=== GIVEN RECORDS ===

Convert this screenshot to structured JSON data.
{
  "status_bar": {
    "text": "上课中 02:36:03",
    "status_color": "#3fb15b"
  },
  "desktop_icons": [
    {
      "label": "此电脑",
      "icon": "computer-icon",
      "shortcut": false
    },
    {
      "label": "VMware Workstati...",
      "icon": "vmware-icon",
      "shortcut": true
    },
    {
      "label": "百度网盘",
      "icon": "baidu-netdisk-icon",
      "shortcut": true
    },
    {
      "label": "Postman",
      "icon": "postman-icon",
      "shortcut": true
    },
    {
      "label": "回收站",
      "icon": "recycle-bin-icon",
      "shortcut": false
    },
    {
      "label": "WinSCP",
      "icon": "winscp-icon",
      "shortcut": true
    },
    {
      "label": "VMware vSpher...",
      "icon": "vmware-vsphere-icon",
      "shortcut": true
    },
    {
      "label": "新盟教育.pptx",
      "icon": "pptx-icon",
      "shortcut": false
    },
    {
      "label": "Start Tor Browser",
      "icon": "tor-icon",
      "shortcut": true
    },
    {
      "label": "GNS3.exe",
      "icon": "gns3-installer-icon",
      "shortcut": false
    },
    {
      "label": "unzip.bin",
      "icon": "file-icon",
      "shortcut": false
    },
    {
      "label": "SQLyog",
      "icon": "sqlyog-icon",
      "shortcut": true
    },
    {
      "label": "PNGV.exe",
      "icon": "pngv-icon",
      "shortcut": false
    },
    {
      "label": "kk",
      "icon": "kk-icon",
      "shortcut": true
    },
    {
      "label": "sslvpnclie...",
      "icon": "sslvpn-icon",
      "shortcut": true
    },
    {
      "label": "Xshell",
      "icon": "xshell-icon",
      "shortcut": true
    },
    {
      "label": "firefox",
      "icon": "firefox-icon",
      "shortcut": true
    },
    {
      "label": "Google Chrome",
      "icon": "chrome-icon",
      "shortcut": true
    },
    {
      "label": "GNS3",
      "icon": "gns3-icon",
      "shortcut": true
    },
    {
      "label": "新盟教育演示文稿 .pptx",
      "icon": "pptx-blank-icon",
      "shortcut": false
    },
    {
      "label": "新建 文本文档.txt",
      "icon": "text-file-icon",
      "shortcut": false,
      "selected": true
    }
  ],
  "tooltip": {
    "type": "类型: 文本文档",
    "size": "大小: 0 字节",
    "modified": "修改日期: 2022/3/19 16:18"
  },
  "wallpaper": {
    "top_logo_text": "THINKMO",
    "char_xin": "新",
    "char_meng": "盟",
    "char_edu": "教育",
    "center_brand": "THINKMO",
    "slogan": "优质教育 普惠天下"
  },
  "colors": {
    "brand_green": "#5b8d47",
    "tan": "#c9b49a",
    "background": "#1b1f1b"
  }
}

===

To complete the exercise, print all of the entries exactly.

### [ANSWER TO THE PROBLEM]
Convert this screenshot to structured JSON data.
{
  "status_bar": {
    "text": "上课中 02:36:03",
    "status_color": "#3fb15b"
  },
  "desktop_icons": [
    {
      "label": "此电脑",
      "icon": "computer-icon",
      "shortcut": false
    },
    {
      "label": "VMware Workstati...",
      "icon": "vmware-icon",
      "shortcut": true
    },
    {
      "label": "百度网盘",
      "icon": "baidu-netdisk-icon",
      "shortcut": true
    },
    {
      "label": "Postman",
      "icon": "postman-icon",
      "shortcut": true
    },
    {
      "label": "回收站",
      "icon": "recycle-bin-icon",
      "shortcut": false
    },
    {
      "label": "WinSCP",
      "icon": "winscp-icon",
      "shortcut": true
    },
    {
      "label": "VMware vSpher...",
      "icon": "vmware-vsphere-icon",
      "shortcut": true
    },
    {
      "label": "新盟教育.pptx",
      "icon": "pptx-icon",
      "shortcut": false
    },
    {
      "label": "Start Tor Browser",
      "icon": "tor-icon",
      "shortcut": true
    },
    {
      "label": "GNS3.exe",
      "icon": "gns3-installer-icon",
      "shortcut": false
    },
    {
      "label": "unzip.bin",
      "icon": "file-icon",
      "shortcut": false
    },
    {
      "label": "SQLyog",
      "icon": "sqlyog-icon",
      "shortcut": true
    },
    {
      "label": "PNGV.exe",
      "icon": "pngv-icon",
      "shortcut": false
    },
    {
      "label": "kk",
      "icon": "kk-icon",
      "shortcut": true
    },
    {
      "label": "sslvpnclie...",
      "icon": "sslvpn-icon",
      "shortcut": true
    },
    {
      "label": "Xshell",
      "icon": "xshell-icon",
      "shortcut": true
    },
    {
      "label": "firefox",
      "icon": "firefox-icon",
      "shortcut": true
    },
    {
      "label": "Google Chrome",
      "icon": "chrome-icon",
      "shortcut": true
    },
    {
      "label": "GNS3",
      "icon": "gns3-icon",
      "shortcut": true
    },
    {
      "label": "新盟教育演示文稿 .pptx",
      "icon": "pptx-blank-icon",
      "shortcut": false
    },
    {
      "label": "新建 文本文档.txt",
      "icon": "text-file-icon",
      "shortcut": false,
      "selected": true
    }
  ],
  "tooltip": {
    "type": "类型: 文本文档",
    "size": "大小: 0 字节",
    "modified": "修改日期: 2022/3/19 16:18"
  },
  "wallpaper": {
    "top_logo_text": "THINKMO",
    "char_xin": "新",
    "char_meng": "盟",
    "char_edu": "教育",
    "center_brand": "THINKMO",
    "slogan": "优质教育 普惠天下"
  },
  "colors": {
    "brand_green": "#5b8d47",
    "tan": "#c9b49a",
    "background": "#1b1f1b"
  }
}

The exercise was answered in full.